> **The task**: The entries that follow need to be printed exactly as they are, minus any pictures.

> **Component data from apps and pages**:

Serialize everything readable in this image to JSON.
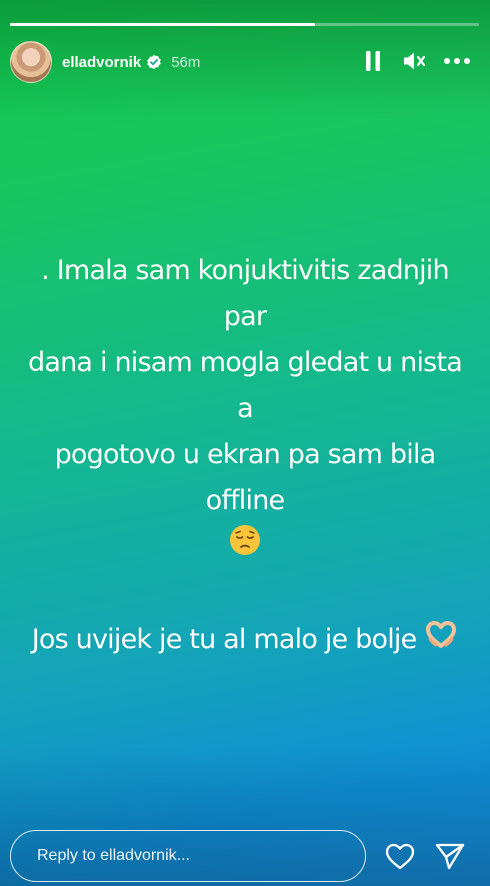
{
  "story": {
    "username": "elladvornik",
    "time_ago": "56m",
    "progress_fraction": 0.65,
    "text_lines": [
      ". Imala sam konjuktivitis zadnjih par",
      "dana i nisam mogla gledat u nista a",
      "pogotovo u ekran pa sam bila offline"
    ],
    "second_paragraph": "Jos uvijek je tu al malo je bolje",
    "emoji_1": "pensive-face-emoji",
    "emoji_2": "heart-hands-emoji"
  },
  "footer": {
    "reply_placeholder": "Reply to elladvornik..."
  },
  "icons": {
    "pause": "pause-icon",
    "mute": "volume-muted-icon",
    "more": "more-horizontal-icon",
    "like": "heart-icon",
    "share": "send-icon",
    "verified": "verified-badge-icon"
  }
}
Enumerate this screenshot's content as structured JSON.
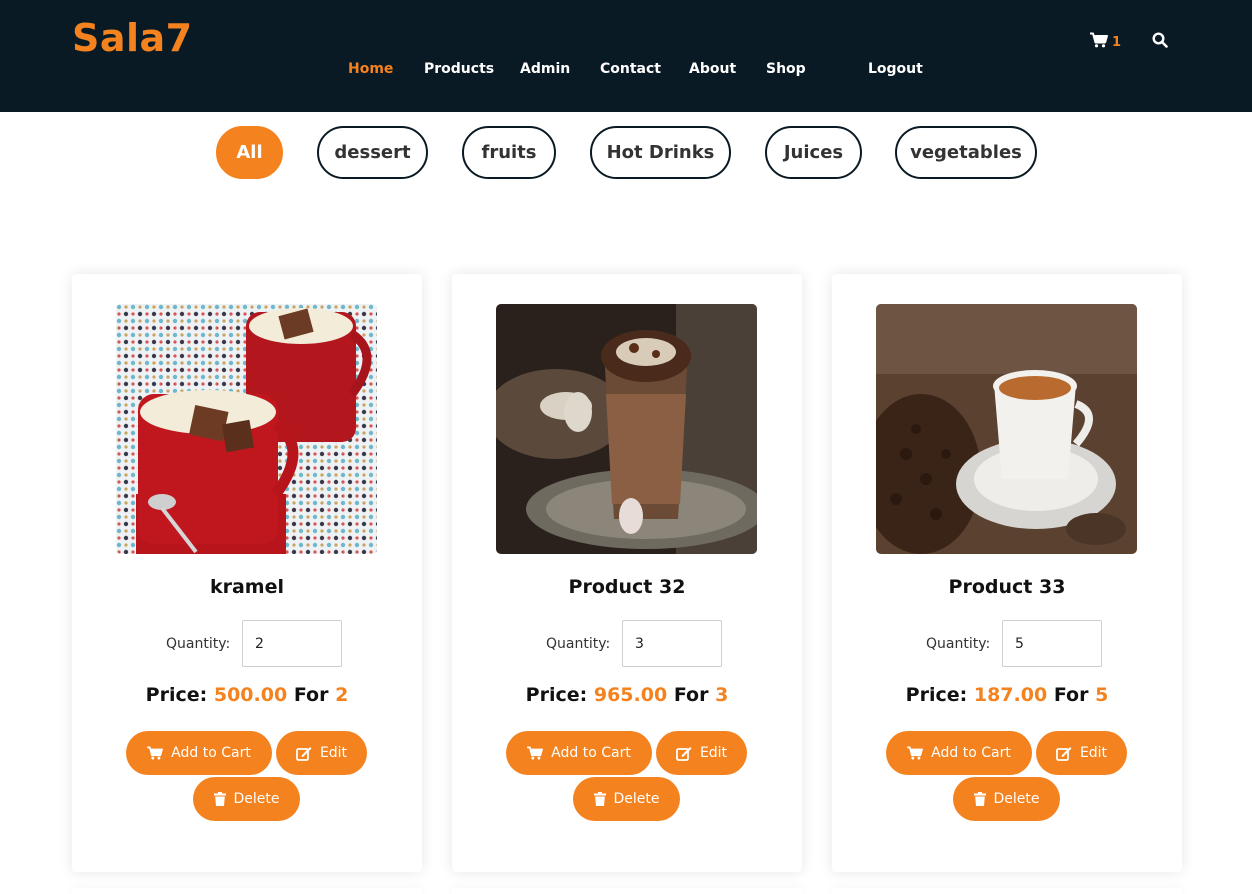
{
  "header": {
    "logo": "Sala7",
    "nav": [
      "Home",
      "Products",
      "Admin",
      "Contact",
      "About",
      "Shop",
      "Logout"
    ],
    "active_nav": "Home",
    "cart_count": "1",
    "cart_icon": "shopping-cart-icon",
    "search_icon": "search-icon"
  },
  "filters": [
    "All",
    "dessert",
    "fruits",
    "Hot Drinks",
    "Juices",
    "vegetables"
  ],
  "active_filter": "All",
  "colors": {
    "accent": "#f4821f",
    "header_bg": "#0a1a24"
  },
  "products": [
    {
      "name": "kramel",
      "quantity_label": "Quantity:",
      "quantity": "2",
      "price_label": "Price:",
      "price": "500.00",
      "for_label": "For",
      "for_qty": "2",
      "add_to_cart": "Add to Cart",
      "edit": "Edit",
      "delete": "Delete"
    },
    {
      "name": "Product 32",
      "quantity_label": "Quantity:",
      "quantity": "3",
      "price_label": "Price:",
      "price": "965.00",
      "for_label": "For",
      "for_qty": "3",
      "add_to_cart": "Add to Cart",
      "edit": "Edit",
      "delete": "Delete"
    },
    {
      "name": "Product 33",
      "quantity_label": "Quantity:",
      "quantity": "5",
      "price_label": "Price:",
      "price": "187.00",
      "for_label": "For",
      "for_qty": "5",
      "add_to_cart": "Add to Cart",
      "edit": "Edit",
      "delete": "Delete"
    }
  ]
}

> **Expected output**:
Serialize everything readable in this image to JSON.
{
  "story": {
    "username": "elladvornik",
    "time_ago": "56m",
    "progress_fraction": 0.65,
    "text_lines": [
      ". Imala sam konjuktivitis zadnjih par",
      "dana i nisam mogla gledat u nista a",
      "pogotovo u ekran pa sam bila offline"
    ],
    "second_paragraph": "Jos uvijek je tu al malo je bolje",
    "emoji_1": "pensive-face-emoji",
    "emoji_2": "heart-hands-emoji"
  },
  "footer": {
    "reply_placeholder": "Reply to elladvornik..."
  },
  "icons": {
    "pause": "pause-icon",
    "mute": "volume-muted-icon",
    "more": "more-horizontal-icon",
    "like": "heart-icon",
    "share": "send-icon",
    "verified": "verified-badge-icon"
  }
}
Enumerate this screenshot's content as structured JSON.
{
  "header": {
    "logo": "Sala7",
    "nav": [
      "Home",
      "Products",
      "Admin",
      "Contact",
      "About",
      "Shop",
      "Logout"
    ],
    "active_nav": "Home",
    "cart_count": "1",
    "cart_icon": "shopping-cart-icon",
    "search_icon": "search-icon"
  },
  "filters": [
    "All",
    "dessert",
    "fruits",
    "Hot Drinks",
    "Juices",
    "vegetables"
  ],
  "active_filter": "All",
  "colors": {
    "accent": "#f4821f",
    "header_bg": "#0a1a24"
  },
  "products": [
    {
      "name": "kramel",
      "quantity_label": "Quantity:",
      "quantity": "2",
      "price_label": "Price:",
      "price": "500.00",
      "for_label": "For",
      "for_qty": "2",
      "add_to_cart": "Add to Cart",
      "edit": "Edit",
      "delete": "Delete"
    },
    {
      "name": "Product 32",
      "quantity_label": "Quantity:",
      "quantity": "3",
      "price_label": "Price:",
      "price": "965.00",
      "for_label": "For",
      "for_qty": "3",
      "add_to_cart": "Add to Cart",
      "edit": "Edit",
      "delete": "Delete"
    },
    {
      "name": "Product 33",
      "quantity_label": "Quantity:",
      "quantity": "5",
      "price_label": "Price:",
      "price": "187.00",
      "for_label": "For",
      "for_qty": "5",
      "add_to_cart": "Add to Cart",
      "edit": "Edit",
      "delete": "Delete"
    }
  ]
}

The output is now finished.